TASK TO COMPLETE: In the records below, find every line that contains "JSON" and list it.

AVAILABLE RECORDS:
○ ○ ○

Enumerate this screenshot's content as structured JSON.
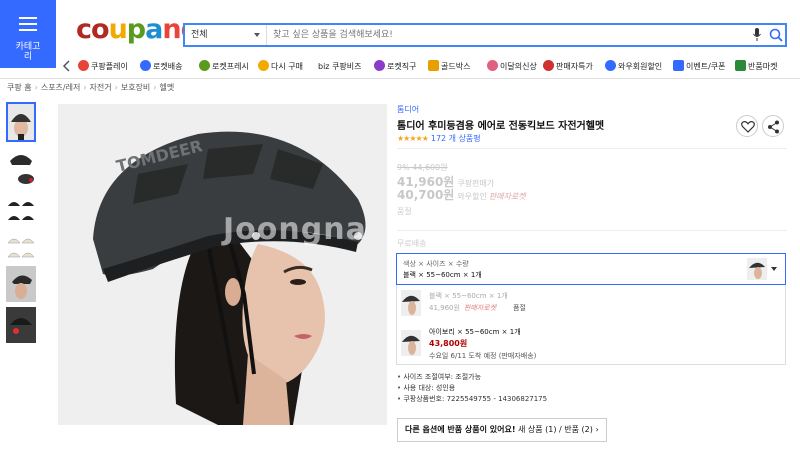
{
  "header": {
    "category_label": "카테고리",
    "logo": [
      "co",
      "u",
      "p",
      "a",
      "ng"
    ],
    "search": {
      "scope": "전체",
      "placeholder": "찾고 싶은 상품을 검색해보세요!"
    },
    "quicknav": [
      {
        "label": "쿠팡플레이",
        "icon": "play-icon",
        "color": "#e8443a"
      },
      {
        "label": "로켓배송",
        "icon": "rocket-icon",
        "color": "#346aff"
      },
      {
        "label": "로켓프레시",
        "icon": "rocket-fresh-icon",
        "color": "#5a9a1e"
      },
      {
        "label": "다시 구매",
        "icon": "repurchase-icon",
        "color": "#f2a900"
      },
      {
        "label": "biz 쿠팡비즈",
        "icon": "biz-icon",
        "color": "#222222"
      },
      {
        "label": "로켓직구",
        "icon": "rocket-global-icon",
        "color": "#8a3cc8"
      },
      {
        "label": "골드박스",
        "icon": "gold-box-icon",
        "color": "#e8a000"
      },
      {
        "label": "이달의신상",
        "icon": "new-icon",
        "color": "#e06080"
      },
      {
        "label": "판매자특가",
        "icon": "seller-icon",
        "color": "#d03030"
      },
      {
        "label": "와우회원할인",
        "icon": "wow-icon",
        "color": "#346aff"
      },
      {
        "label": "이벤트/쿠폰",
        "icon": "event-icon",
        "color": "#346aff"
      },
      {
        "label": "반품마켓",
        "icon": "return-market-icon",
        "color": "#2a8a3a"
      }
    ]
  },
  "breadcrumb": [
    "쿠팡 홈",
    "스포츠/레저",
    "자전거",
    "보호장비",
    "헬멧"
  ],
  "product": {
    "brand": "톰디어",
    "title": "톰디어 후미등겸용 에어로 전동킥보드 자전거헬멧",
    "rating_count": "172 개 상품평",
    "old_price": "9% 44,600원",
    "price1": "41,960원",
    "price1_note": "쿠팡판매가",
    "price2": "40,700원",
    "price2_note": "와우할인",
    "rocket_label": "판매자로켓",
    "soldout": "품절",
    "free_shipping": "무료배송",
    "watermark": "Joongna"
  },
  "option_select": {
    "line1": "색상 × 사이즈 × 수량",
    "line2": "블랙 × 55~60cm × 1개"
  },
  "options": [
    {
      "name": "블랙 × 55~60cm × 1개",
      "price": "41,960원",
      "rocket": "판매자로켓",
      "status": "품절"
    },
    {
      "name": "아이보리 × 55~60cm × 1개",
      "price": "43,800원",
      "delivery": "수요일 6/11 도착 예정 (판매자배송)"
    }
  ],
  "details": [
    "사이즈 조절여부: 조절가능",
    "사용 대상: 성인용",
    "쿠팡상품번호: 7225549755 - 14306827175"
  ],
  "other_options": {
    "lead": "다른 옵션에 반품 상품이 있어요!",
    "rest": " 새 상품 (1) / 반품 (2) "
  },
  "colors": {
    "accent": "#346aff",
    "price_red": "#ae0000",
    "star": "#f5a623"
  }
}
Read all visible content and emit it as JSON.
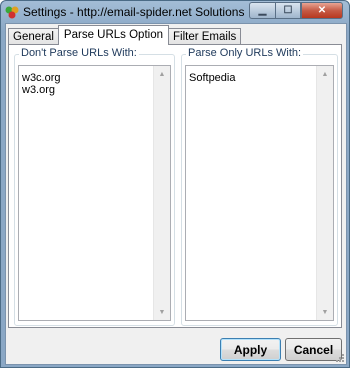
{
  "window": {
    "title": "Settings - http://email-spider.net Solutions"
  },
  "tabs": [
    {
      "label": "General",
      "active": false
    },
    {
      "label": "Parse URLs Option",
      "active": true
    },
    {
      "label": "Filter Emails",
      "active": false
    }
  ],
  "left_group": {
    "label": "Don't Parse URLs With:",
    "items": [
      "w3c.org",
      "w3.org"
    ]
  },
  "right_group": {
    "label": "Parse Only URLs With:",
    "items": [
      "Softpedia"
    ]
  },
  "buttons": {
    "apply": "Apply",
    "cancel": "Cancel"
  },
  "icons": {
    "app": "colored-balls-icon",
    "minimize": "minimize-icon",
    "maximize": "maximize-icon",
    "close": "close-icon"
  },
  "colors": {
    "titlebar": "#8ba8c6",
    "close_button": "#c65b45",
    "group_label": "#1e395b"
  }
}
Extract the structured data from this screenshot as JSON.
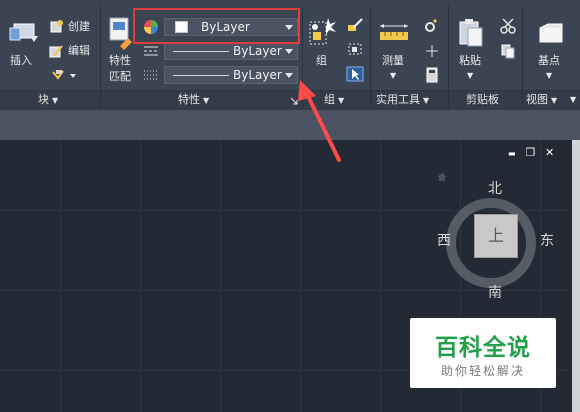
{
  "panels": {
    "block": {
      "title": "块",
      "insert_label": "插入",
      "create_label": "创建",
      "edit_label": "编辑"
    },
    "properties": {
      "title": "特性",
      "match_label_1": "特性",
      "match_label_2": "匹配"
    },
    "groups": {
      "title": "组",
      "group_label": "组"
    },
    "utilities": {
      "title": "实用工具",
      "measure_label": "测量"
    },
    "clipboard": {
      "title": "剪贴板",
      "paste_label": "粘贴"
    },
    "view": {
      "title": "视图",
      "base_label": "基点"
    }
  },
  "properties_dropdowns": {
    "color": {
      "value": "ByLayer"
    },
    "linetype": {
      "value": "ByLayer"
    },
    "lineweight": {
      "value": "ByLayer"
    }
  },
  "viewcube": {
    "north": "北",
    "south": "南",
    "east": "东",
    "west": "西",
    "face": "上"
  },
  "window_controls": {
    "minimize": "▬",
    "restore": "❐",
    "close": "✕"
  },
  "watermark": {
    "title": "百科全说",
    "subtitle": "助你轻松解决"
  },
  "colors": {
    "highlight_box": "#e23b3b",
    "arrow": "#ff4a4a",
    "watermark_green": "#21a049"
  }
}
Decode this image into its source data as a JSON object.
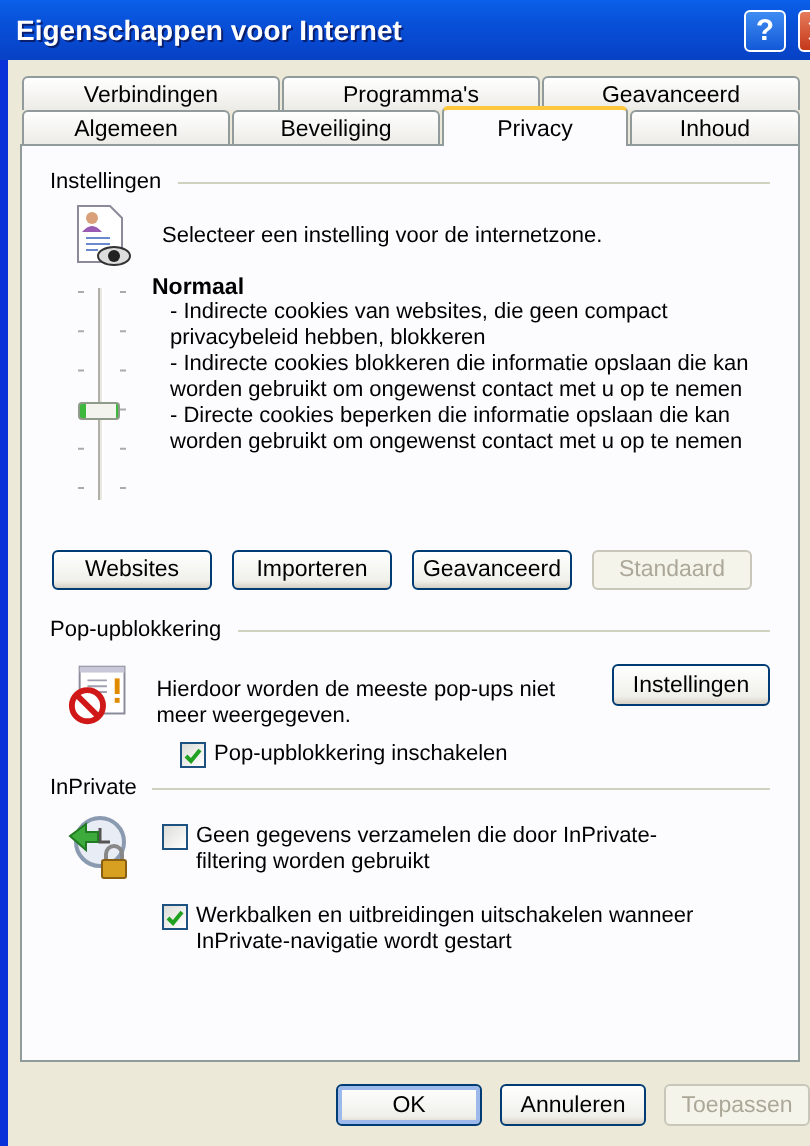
{
  "window": {
    "title": "Eigenschappen voor Internet",
    "help_button": "?"
  },
  "tab_rows": [
    [
      {
        "label": "Verbindingen",
        "selected": false
      },
      {
        "label": "Programma's",
        "selected": false
      },
      {
        "label": "Geavanceerd",
        "selected": false
      }
    ],
    [
      {
        "label": "Algemeen",
        "selected": false
      },
      {
        "label": "Beveiliging",
        "selected": false
      },
      {
        "label": "Privacy",
        "selected": true
      },
      {
        "label": "Inhoud",
        "selected": false
      }
    ]
  ],
  "settings": {
    "heading": "Instellingen",
    "intro": "Selecteer een instelling voor de internetzone.",
    "slider": {
      "level": 0.4
    },
    "level_title": "Normaal",
    "description": [
      "- Indirecte cookies van websites, die geen compact privacybeleid hebben, blokkeren",
      "- Indirecte cookies blokkeren die informatie opslaan die kan worden gebruikt om ongewenst contact met u op te nemen",
      "- Directe cookies beperken die informatie opslaan die kan worden gebruikt om ongewenst contact met u op te nemen"
    ],
    "buttons": [
      {
        "label": "Websites",
        "disabled": false
      },
      {
        "label": "Importeren",
        "disabled": false
      },
      {
        "label": "Geavanceerd",
        "disabled": false
      },
      {
        "label": "Standaard",
        "disabled": true
      }
    ]
  },
  "popup_blocking": {
    "heading": "Pop-upblokkering",
    "text": "Hierdoor worden de meeste pop-ups niet meer weergegeven.",
    "button": "Instellingen",
    "checkbox": {
      "label": "Pop-upblokkering inschakelen",
      "checked": true
    }
  },
  "inprivate": {
    "heading": "InPrivate",
    "checkboxes": [
      {
        "label": "Geen gegevens verzamelen die door InPrivate-filtering worden gebruikt",
        "checked": false
      },
      {
        "label": "Werkbalken en uitbreidingen uitschakelen wanneer InPrivate-navigatie wordt gestart",
        "checked": true
      }
    ]
  },
  "footer_buttons": [
    {
      "label": "OK",
      "default": true,
      "disabled": false
    },
    {
      "label": "Annuleren",
      "default": false,
      "disabled": false
    },
    {
      "label": "Toepassen",
      "default": false,
      "disabled": true
    }
  ]
}
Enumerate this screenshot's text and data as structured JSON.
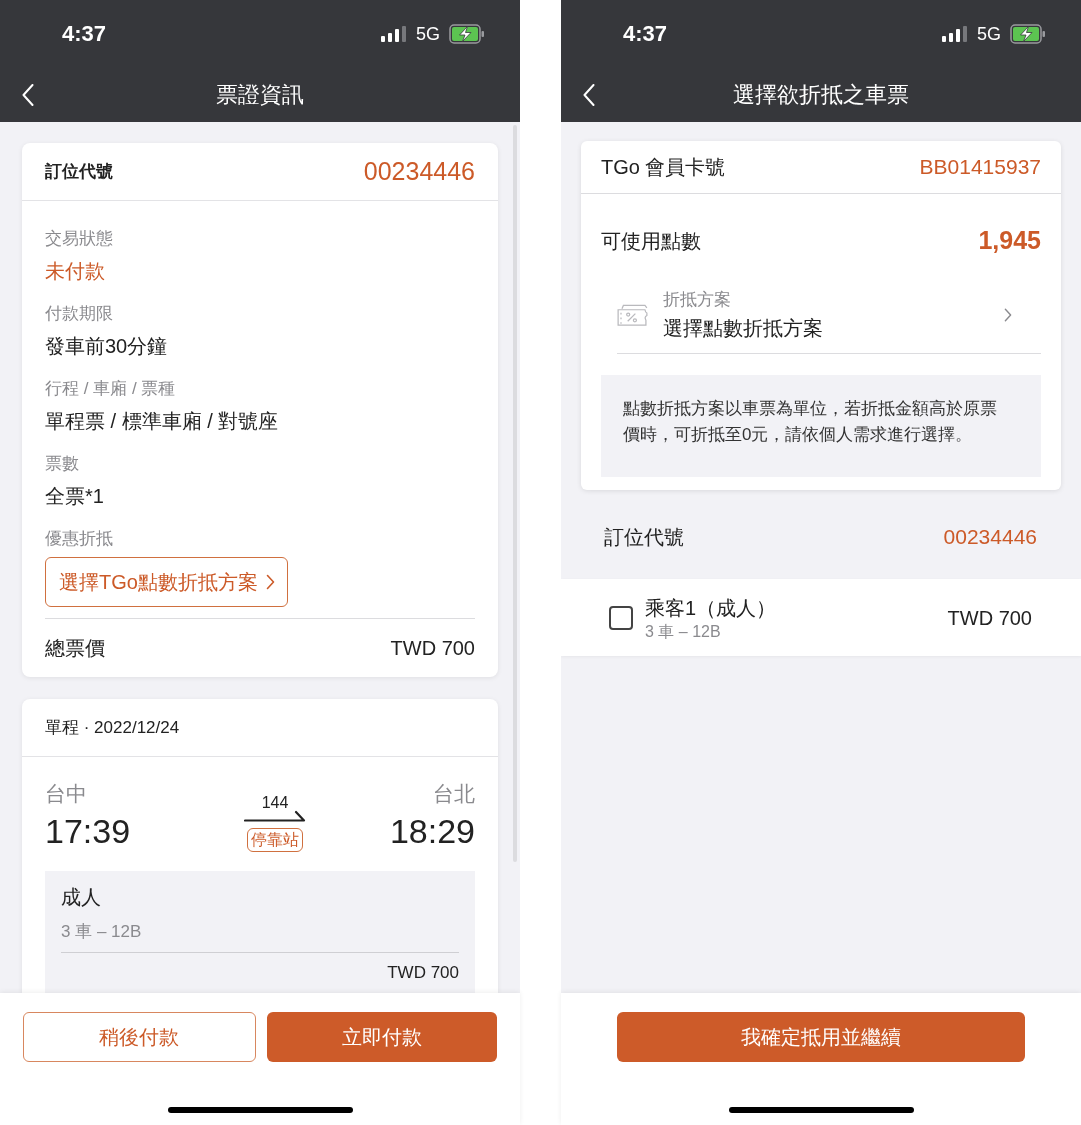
{
  "ticket_info_screen": {
    "status_bar": {
      "time": "4:37",
      "network": "5G"
    },
    "nav": {
      "title": "票證資訊"
    },
    "booking_card": {
      "label": "訂位代號",
      "value": "00234446",
      "fields": [
        {
          "label": "交易狀態",
          "value": "未付款",
          "kind": "status"
        },
        {
          "label": "付款期限",
          "value": "發車前30分鐘",
          "kind": "text"
        },
        {
          "label": "行程 / 車廂 / 票種",
          "value": "單程票 / 標準車廂 / 對號座",
          "kind": "text"
        },
        {
          "label": "票數",
          "value": "全票*1",
          "kind": "text"
        },
        {
          "label": "優惠折抵",
          "value": "選擇TGo點數折抵方案",
          "kind": "button"
        }
      ],
      "total": {
        "label": "總票價",
        "value": "TWD 700"
      }
    },
    "trip_card": {
      "title": "單程 · 2022/12/24",
      "origin": {
        "station": "台中",
        "time": "17:39"
      },
      "destination": {
        "station": "台北",
        "time": "18:29"
      },
      "train": "144",
      "stop_badge": "停靠站",
      "passenger": {
        "type": "成人",
        "seat": "3 車 – 12B",
        "price": "TWD 700"
      }
    },
    "actions": [
      {
        "label": "稍後付款",
        "kind": "outline"
      },
      {
        "label": "立即付款",
        "kind": "primary"
      }
    ]
  },
  "discount_screen": {
    "status_bar": {
      "time": "4:37",
      "network": "5G"
    },
    "nav": {
      "title": "選擇欲折抵之車票"
    },
    "member_card": {
      "label": "TGo 會員卡號",
      "value": "BB01415937",
      "points": {
        "label": "可使用點數",
        "value": "1,945"
      },
      "plan": {
        "label": "折抵方案",
        "value": "選擇點數折抵方案"
      },
      "notice": "點數折抵方案以車票為單位，若折抵金額高於原票價時，可折抵至0元，請依個人需求進行選擇。"
    },
    "booking": {
      "label": "訂位代號",
      "value": "00234446"
    },
    "passengers": [
      {
        "name": "乘客1（成人）",
        "seat": "3 車 – 12B",
        "price": "TWD 700",
        "checked": false
      }
    ],
    "actions": [
      {
        "label": "我確定抵用並繼續",
        "kind": "primary"
      }
    ]
  }
}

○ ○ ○

EXERCISE RESULT:
Enumerate this screenshot's content as structured JSON.
Read all visible content and emit it as JSON.
Extract the structured data from this screenshot as JSON.
Decode this image into its source data as a JSON object.
Enumerate this screenshot's text and data as structured JSON.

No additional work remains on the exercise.